DATASET EXCERPTS section start
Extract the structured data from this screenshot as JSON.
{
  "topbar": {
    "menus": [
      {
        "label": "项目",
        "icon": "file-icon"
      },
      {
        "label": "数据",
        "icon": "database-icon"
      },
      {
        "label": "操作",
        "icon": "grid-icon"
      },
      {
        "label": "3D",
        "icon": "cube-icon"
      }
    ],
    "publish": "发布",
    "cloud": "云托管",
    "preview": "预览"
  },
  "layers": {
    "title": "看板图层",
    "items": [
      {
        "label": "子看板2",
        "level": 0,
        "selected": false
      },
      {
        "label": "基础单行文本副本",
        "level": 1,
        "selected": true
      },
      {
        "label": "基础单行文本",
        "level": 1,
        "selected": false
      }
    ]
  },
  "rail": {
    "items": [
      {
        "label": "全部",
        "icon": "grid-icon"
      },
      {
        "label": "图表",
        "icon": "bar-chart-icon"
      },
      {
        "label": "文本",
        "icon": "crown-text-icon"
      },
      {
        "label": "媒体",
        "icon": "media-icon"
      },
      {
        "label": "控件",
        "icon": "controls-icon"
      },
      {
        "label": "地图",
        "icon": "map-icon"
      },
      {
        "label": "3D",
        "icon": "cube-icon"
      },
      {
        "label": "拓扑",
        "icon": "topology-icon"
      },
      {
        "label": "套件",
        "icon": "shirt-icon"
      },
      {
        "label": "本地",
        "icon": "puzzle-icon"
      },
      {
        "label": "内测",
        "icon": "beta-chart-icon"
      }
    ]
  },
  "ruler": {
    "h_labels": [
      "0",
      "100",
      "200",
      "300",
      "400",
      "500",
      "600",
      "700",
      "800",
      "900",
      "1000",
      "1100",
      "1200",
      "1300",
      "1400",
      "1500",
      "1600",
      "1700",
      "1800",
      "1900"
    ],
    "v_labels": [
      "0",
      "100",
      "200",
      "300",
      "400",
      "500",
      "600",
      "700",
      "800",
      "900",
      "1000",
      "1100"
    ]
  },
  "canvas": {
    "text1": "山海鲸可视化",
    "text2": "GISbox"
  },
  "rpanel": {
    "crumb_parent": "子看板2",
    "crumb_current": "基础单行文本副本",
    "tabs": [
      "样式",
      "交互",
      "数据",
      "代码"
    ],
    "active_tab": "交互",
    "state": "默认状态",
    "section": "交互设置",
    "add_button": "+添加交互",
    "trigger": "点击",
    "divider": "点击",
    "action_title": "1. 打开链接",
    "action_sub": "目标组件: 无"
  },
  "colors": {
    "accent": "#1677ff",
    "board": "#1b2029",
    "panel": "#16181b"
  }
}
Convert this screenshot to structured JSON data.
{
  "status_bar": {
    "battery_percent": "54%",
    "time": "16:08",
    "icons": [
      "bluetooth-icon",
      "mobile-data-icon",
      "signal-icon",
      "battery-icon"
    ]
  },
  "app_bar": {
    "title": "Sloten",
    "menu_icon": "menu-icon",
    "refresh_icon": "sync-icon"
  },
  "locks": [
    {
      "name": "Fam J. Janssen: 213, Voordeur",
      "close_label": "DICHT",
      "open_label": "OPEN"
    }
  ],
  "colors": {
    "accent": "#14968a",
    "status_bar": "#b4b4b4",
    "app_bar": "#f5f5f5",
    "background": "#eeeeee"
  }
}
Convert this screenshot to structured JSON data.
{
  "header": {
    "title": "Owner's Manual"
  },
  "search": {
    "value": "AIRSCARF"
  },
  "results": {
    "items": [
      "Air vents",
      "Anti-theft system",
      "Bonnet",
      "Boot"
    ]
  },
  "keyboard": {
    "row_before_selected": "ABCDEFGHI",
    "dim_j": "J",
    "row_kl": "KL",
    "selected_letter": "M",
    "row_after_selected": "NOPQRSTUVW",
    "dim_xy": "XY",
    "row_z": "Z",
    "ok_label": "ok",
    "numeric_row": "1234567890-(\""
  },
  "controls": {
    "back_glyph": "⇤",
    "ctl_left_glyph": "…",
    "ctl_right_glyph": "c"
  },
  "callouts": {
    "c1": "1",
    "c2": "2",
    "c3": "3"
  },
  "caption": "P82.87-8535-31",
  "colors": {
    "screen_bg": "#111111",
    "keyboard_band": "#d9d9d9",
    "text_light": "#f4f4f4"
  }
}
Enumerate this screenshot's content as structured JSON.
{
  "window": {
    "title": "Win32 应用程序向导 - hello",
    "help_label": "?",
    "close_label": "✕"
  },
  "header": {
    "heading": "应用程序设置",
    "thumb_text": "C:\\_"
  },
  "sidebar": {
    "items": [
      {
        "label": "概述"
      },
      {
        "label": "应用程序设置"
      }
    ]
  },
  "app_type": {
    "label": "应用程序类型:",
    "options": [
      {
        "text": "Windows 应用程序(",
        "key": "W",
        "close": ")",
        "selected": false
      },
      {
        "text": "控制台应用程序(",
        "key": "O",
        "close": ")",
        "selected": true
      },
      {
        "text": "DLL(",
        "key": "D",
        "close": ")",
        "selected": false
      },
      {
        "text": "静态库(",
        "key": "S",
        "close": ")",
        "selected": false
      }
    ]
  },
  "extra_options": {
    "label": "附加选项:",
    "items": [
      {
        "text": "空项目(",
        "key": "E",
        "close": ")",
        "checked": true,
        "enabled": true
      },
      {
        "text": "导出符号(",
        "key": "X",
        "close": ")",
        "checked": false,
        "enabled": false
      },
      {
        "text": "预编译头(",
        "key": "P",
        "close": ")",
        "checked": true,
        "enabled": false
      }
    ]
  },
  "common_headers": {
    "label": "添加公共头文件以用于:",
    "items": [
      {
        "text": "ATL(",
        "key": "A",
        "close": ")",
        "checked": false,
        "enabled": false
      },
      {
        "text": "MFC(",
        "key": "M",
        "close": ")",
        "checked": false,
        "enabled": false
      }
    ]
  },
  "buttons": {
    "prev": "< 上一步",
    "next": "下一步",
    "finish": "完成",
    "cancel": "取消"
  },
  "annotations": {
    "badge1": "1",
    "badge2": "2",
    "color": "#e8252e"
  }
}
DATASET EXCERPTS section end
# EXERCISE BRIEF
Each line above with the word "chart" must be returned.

# ANSWER TO THE PROBLEM
        "icon": "bar-chart-icon"
        "icon": "beta-chart-icon"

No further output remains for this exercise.